Veterinarians also demanded a boycott of English bulldogs with similar breed-induced illnesses until the pedigree world began to act more rationally. Similar discussions have been made with breeds that are prone to hip displacement, such as the Old English Sheepdog and Alsatians, but the Cavalier King Charles Spaniel suffers from severe, compulsive scratches and severe pain due to the deformed head and neck. I’m suffering.
Some breeds suffer more than others-and suffering is a word-and most have some characteristics that can cause some problems, but the welfare of the animals is severely sacrificed. There are too many cases and it is cruel and unacceptable.
Many are said to be in bad breeders and puppy breedings, and efforts are being made to breed some of the genes that cause the worst pain (and the biggest veterinary invoices). Still, bulldogs and their pedigree Cham are happier if kennel clubs around the world simply adjust breeding standards to remove creatures from caricatures and make them look like truly healthy and working ancestors a century or two ago. They are healthier, more agile animals and live longer in front of them.
Would you like to say that the pug’s nose should be long? Is it asking for too much?
By the way, “designer” hybrids should have avoided some of the problems of intensive inbreeding, but in my experience the popular Labradoodle is a bit of a bet. With Labrador and Poodle cloths, you can get the best of both wise and obedient varieties, but at worst they are stupid and too excited. The “teacup” varieties of handbags and the trend of minor husky epidemics are also unlikely to work for everyone involved.
Of course, for individual dog buyers, the answer to all of this is to hire hybrids from shelters. All of us will be able to live together in perfect health harmony with fewer dogs of pedigree, health problems, euthanized stray dogs and unwanted pets.

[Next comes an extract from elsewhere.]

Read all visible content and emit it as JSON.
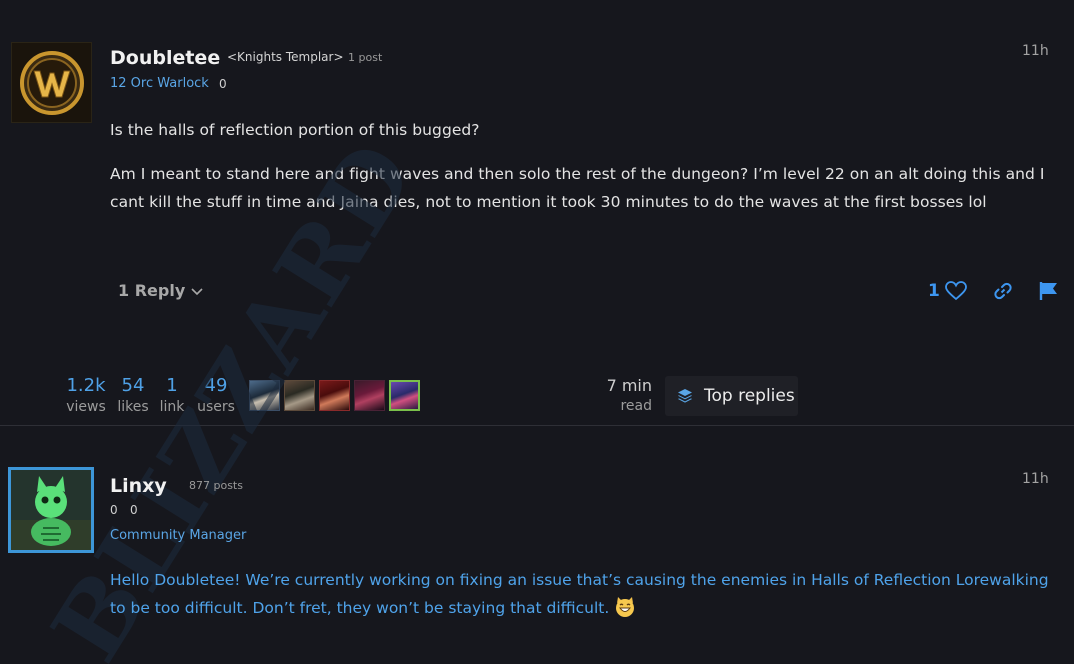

You can see the aesthetic appeal of the handsome Irish Setter, Schnauzer and Saluki, but I don’t know what else they are doing. I have a cat, but I have allergies. Do you have any further advice?